• When you need more advanced mathematical functions, where do you look?


  • Understand that SciPy exists and what kinds of things it has.

  • Understand the importance of using external libraries and how to use them.

  • Understand the purpose of wrapping existing C/Fortran code.

  • Non-objective: know details of everything (or anything) in SciPy.

See also

SciPy is a library that builds on top of NumPy. It contains a lot of interfaces to battle-tested numerical routines written in Fortran or C, as well as python implementations of many common algorithms.

What’s in SciPy?

Briefly, it contains functionality for

  • Special functions (Bessel, Gamma, etc.)

  • Numerical integration

  • Optimization

  • Interpolation

  • Fast Fourier Transform (FFT)

  • Signal processing

  • Linear algebra (more complete than in NumPy)

  • Sparse matrices

  • Statistics

  • More I/O routine, e.g. Matrix Market format for sparse matrices, MATLAB files (.mat), etc.

Many (most?) of these are not written specifically for SciPy, but use the best available open source C or Fortran libraries.
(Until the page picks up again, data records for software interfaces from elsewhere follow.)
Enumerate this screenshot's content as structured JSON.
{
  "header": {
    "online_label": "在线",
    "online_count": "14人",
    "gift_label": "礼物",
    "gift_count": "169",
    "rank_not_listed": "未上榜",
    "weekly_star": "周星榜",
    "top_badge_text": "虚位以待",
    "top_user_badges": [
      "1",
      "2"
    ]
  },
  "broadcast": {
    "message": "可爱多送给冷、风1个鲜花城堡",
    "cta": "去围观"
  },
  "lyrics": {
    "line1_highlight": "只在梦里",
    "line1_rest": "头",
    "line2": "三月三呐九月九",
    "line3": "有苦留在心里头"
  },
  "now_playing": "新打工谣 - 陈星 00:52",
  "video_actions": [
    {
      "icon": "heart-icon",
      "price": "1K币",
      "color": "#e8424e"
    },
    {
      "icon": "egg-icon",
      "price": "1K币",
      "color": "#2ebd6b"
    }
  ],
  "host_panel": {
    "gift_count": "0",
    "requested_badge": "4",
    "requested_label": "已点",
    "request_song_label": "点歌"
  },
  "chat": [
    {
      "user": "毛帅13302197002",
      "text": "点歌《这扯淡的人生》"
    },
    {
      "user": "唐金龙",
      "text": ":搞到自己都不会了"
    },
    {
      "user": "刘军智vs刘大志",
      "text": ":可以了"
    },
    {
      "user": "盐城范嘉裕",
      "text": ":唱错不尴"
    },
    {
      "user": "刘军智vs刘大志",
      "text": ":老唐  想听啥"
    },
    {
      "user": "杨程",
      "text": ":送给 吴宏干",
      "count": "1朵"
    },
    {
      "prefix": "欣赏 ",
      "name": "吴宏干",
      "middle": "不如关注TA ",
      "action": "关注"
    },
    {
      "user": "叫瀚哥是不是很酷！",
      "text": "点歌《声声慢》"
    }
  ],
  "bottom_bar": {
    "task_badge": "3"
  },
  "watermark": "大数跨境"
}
Thus, you get the best of Python and the best of compiled languages.

Most functions are documented ridiculously well from a scientific standpoint: you aren’t just using some unknown function, but have a full scientific description and citation to the method and implementation.

Exercises: use SciPy

These exercises do not exist because you might need these functions someday. They are because you will need to read documentation and understand documentation of an an external library eventually.

1: Numerical integration


Do the following exercise or read the documentation and understand the relevant functions of SciPy:

Define a function of one variable and using scipy.integrate.quad calculate the integral of your function in the interval [0.0, 4.0]. Then vary the interval and also modify the function and check whether scipy can integrate it.

2: Sparse matrices


Do the following exercise or read the documentation and understand the relevant functions of SciPy:

Use the SciPy sparse matrix functionality to create a random sparse matrix with a probability of non-zero elements of 0.05 and size 10000 x 10000. The use the SciPy sparse linear algebra support to calculate the matrix-vector product of the sparse matrix you just created and a random vector. Use the %timeit macro to measure how long it takes. Does the optional format argument when you create the sparse matrix make a difference?

Then, compare to how long it takes if you’d instead first convert the sparse matrix to a normal NumPy dense array, and use the NumPy dot method to calculate the matrix-vector product.

Can you figure out a quick rule of thumb when it’s worth using a sparse matrix representation vs. a dense representation?

See also


  • When you need advance math or scientific functions, let’s just admit it: you do a web search first.

  • But when you see something in SciPy come up, you know your solutions are in good hands.